&RFC4648;
&CURVES;
&EDDSA;
&RFC7517;
&RFC7518;
&RFC7638;
To the extent possible, the examples use material lifted from test vectors of
and The hexadecimal dump of private key is:And of the public key:This is the public parts of the previous private key (just omits "d"):The JWK thumbprint canonicalization of the two above examples is (linebreak
inserted for formatting reasons)Which has the SHA-256 hash of:
90facafea9b1556698540f70c0117a22ea37bd5cf3ed3c47093c1707282b4b89The JWS protected header is:This has base64url encoding of:The payload is (text):This has base64url encoding of:The JWS signing input is (concatenation of base64url encoding of the (protected)
header, a dot and base64url encoding of the payload) is:Applying Ed25519 signing algorithm to the private key, public key and the JWS

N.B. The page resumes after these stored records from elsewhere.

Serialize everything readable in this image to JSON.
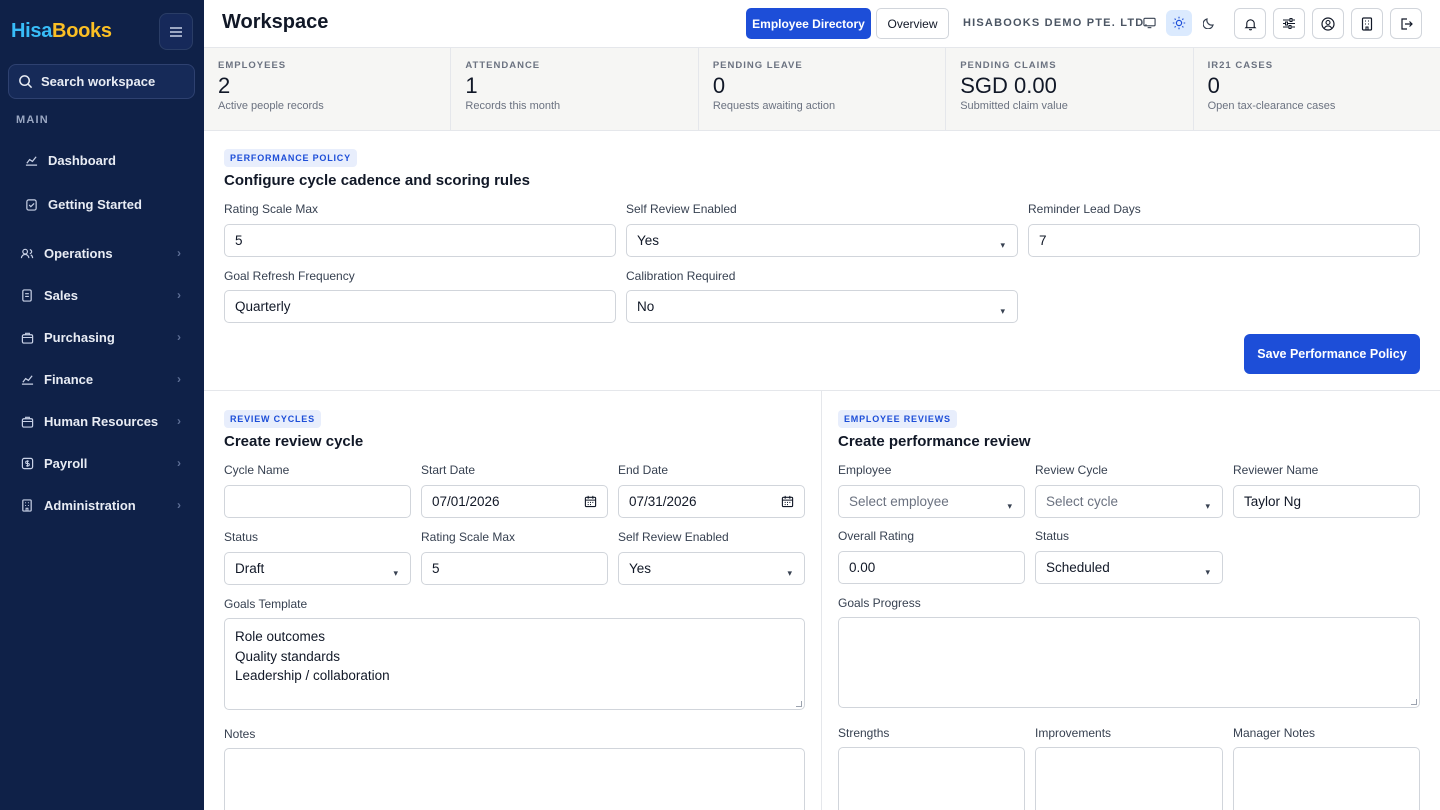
{
  "sidebar": {
    "logo_part1": "Hisa",
    "logo_part2": "Books",
    "search_placeholder": "Search workspace",
    "section_main": "MAIN",
    "items": [
      {
        "label": "Dashboard",
        "icon": "chart-line-icon"
      },
      {
        "label": "Getting Started",
        "icon": "checklist-icon"
      },
      {
        "label": "Operations",
        "icon": "users-icon"
      },
      {
        "label": "Sales",
        "icon": "receipt-icon"
      },
      {
        "label": "Purchasing",
        "icon": "bag-icon"
      },
      {
        "label": "Finance",
        "icon": "chart-line-icon"
      },
      {
        "label": "Human Resources",
        "icon": "briefcase-icon"
      },
      {
        "label": "Payroll",
        "icon": "dollar-icon"
      },
      {
        "label": "Administration",
        "icon": "building-icon"
      }
    ]
  },
  "header": {
    "title": "Workspace",
    "btn_directory": "Employee Directory",
    "btn_overview": "Overview",
    "company": "HISABOOKS DEMO PTE. LTD."
  },
  "stats": [
    {
      "label": "EMPLOYEES",
      "value": "2",
      "sub": "Active people records"
    },
    {
      "label": "ATTENDANCE",
      "value": "1",
      "sub": "Records this month"
    },
    {
      "label": "PENDING LEAVE",
      "value": "0",
      "sub": "Requests awaiting action"
    },
    {
      "label": "PENDING CLAIMS",
      "value": "SGD 0.00",
      "sub": "Submitted claim value"
    },
    {
      "label": "IR21 CASES",
      "value": "0",
      "sub": "Open tax-clearance cases"
    }
  ],
  "policy": {
    "tag": "PERFORMANCE POLICY",
    "title": "Configure cycle cadence and scoring rules",
    "rating_label": "Rating Scale Max",
    "rating_value": "5",
    "self_review_label": "Self Review Enabled",
    "self_review_value": "Yes",
    "reminder_label": "Reminder Lead Days",
    "reminder_value": "7",
    "goal_refresh_label": "Goal Refresh Frequency",
    "goal_refresh_value": "Quarterly",
    "calibration_label": "Calibration Required",
    "calibration_value": "No",
    "save_button": "Save Performance Policy"
  },
  "cycles": {
    "tag": "REVIEW CYCLES",
    "title": "Create review cycle",
    "name_label": "Cycle Name",
    "name_value": "",
    "start_label": "Start Date",
    "start_value": "07/01/2026",
    "end_label": "End Date",
    "end_value": "07/31/2026",
    "status_label": "Status",
    "status_value": "Draft",
    "rating_label": "Rating Scale Max",
    "rating_value": "5",
    "self_review_label": "Self Review Enabled",
    "self_review_value": "Yes",
    "goals_label": "Goals Template",
    "goals_lines": [
      "Role outcomes",
      "Quality standards",
      "Leadership / collaboration"
    ],
    "notes_label": "Notes"
  },
  "reviews": {
    "tag": "EMPLOYEE REVIEWS",
    "title": "Create performance review",
    "employee_label": "Employee",
    "employee_value": "Select employee",
    "cycle_label": "Review Cycle",
    "cycle_value": "Select cycle",
    "reviewer_label": "Reviewer Name",
    "reviewer_value": "Taylor Ng",
    "rating_label": "Overall Rating",
    "rating_value": "0.00",
    "status_label": "Status",
    "status_value": "Scheduled",
    "goals_progress_label": "Goals Progress",
    "strengths_label": "Strengths",
    "improvements_label": "Improvements",
    "manager_notes_label": "Manager Notes"
  }
}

signing input yields signature (hex):Converting this to base64url yields:So the compact serialization of JWS is (concatenation of signing input, a dot and
base64url encoding of the signature:The JWS from above example is:This has 2 dots in it, so it might be valid JWS. Base64url decoding the protected

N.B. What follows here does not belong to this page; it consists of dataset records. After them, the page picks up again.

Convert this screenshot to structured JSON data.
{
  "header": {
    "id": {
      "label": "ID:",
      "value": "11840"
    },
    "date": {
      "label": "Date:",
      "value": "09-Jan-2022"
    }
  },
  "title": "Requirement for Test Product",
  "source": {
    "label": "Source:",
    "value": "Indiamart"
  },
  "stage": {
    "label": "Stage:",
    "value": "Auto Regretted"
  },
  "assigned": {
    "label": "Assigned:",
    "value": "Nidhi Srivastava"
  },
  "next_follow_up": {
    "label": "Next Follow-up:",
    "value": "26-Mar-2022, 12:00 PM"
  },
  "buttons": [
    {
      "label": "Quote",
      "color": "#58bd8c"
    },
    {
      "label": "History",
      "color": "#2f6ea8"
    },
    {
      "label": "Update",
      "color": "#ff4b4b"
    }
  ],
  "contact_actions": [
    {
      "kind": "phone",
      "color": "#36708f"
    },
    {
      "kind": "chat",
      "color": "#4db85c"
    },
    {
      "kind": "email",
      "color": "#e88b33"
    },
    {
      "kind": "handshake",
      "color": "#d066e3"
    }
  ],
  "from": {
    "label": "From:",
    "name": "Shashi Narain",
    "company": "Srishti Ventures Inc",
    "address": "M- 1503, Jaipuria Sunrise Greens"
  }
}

header yields:So this is Ed25519 signature. Now the key has: "kty":"OKP" and "crv":"Ed25519", so
the key is valid for the algorithm (if it had other values, the validation would have
failed).The signing input is the part before second dot:Applying Ed25519 verification algorithm to the public key, JWS signing input and
the signature yields true. So the signature is valid. The message is base64 decoding
of the part between the dots:The public key to encrypt to is:The public key from target key is (hex):The ephemeral secret happens to be (hex):So the ephemeral public key is X25519(ephkey,G) (hex):This is packed into ephemeral public key value:So the protected header could for example be:And sender computes as the DH Z value as X25519(ephkey,recv_pub) (hex):The receiver computes as the DH Z value as X25519(seckey,ephkey_pub) (hex):Which is the same as sender's value (the both sides run this through KDF before
using as direct encryption key or AES128-KW key).The public key to encrypt to is (linebreak inserted for formatting reasons):The public key from target key is (hex):The ephemeral secret happens to be (hex):So the ephemeral public key is X448(ephkey,G) (hex):This is packed into ephemeral public key value (linebreak inserted for formatting
purposes):So the protected header could for example be (linebreak inserted for formatting
purposes):And sender computes as the DH Z value as X448(ephkey,recv_pub) (hex):The receiver computes as the DH Z value as X448(seckey,ephkey_pub) (hex):Which is the same as sender's value (the both sides run this through KDF before
using as direct encryption key or AES256-KW key).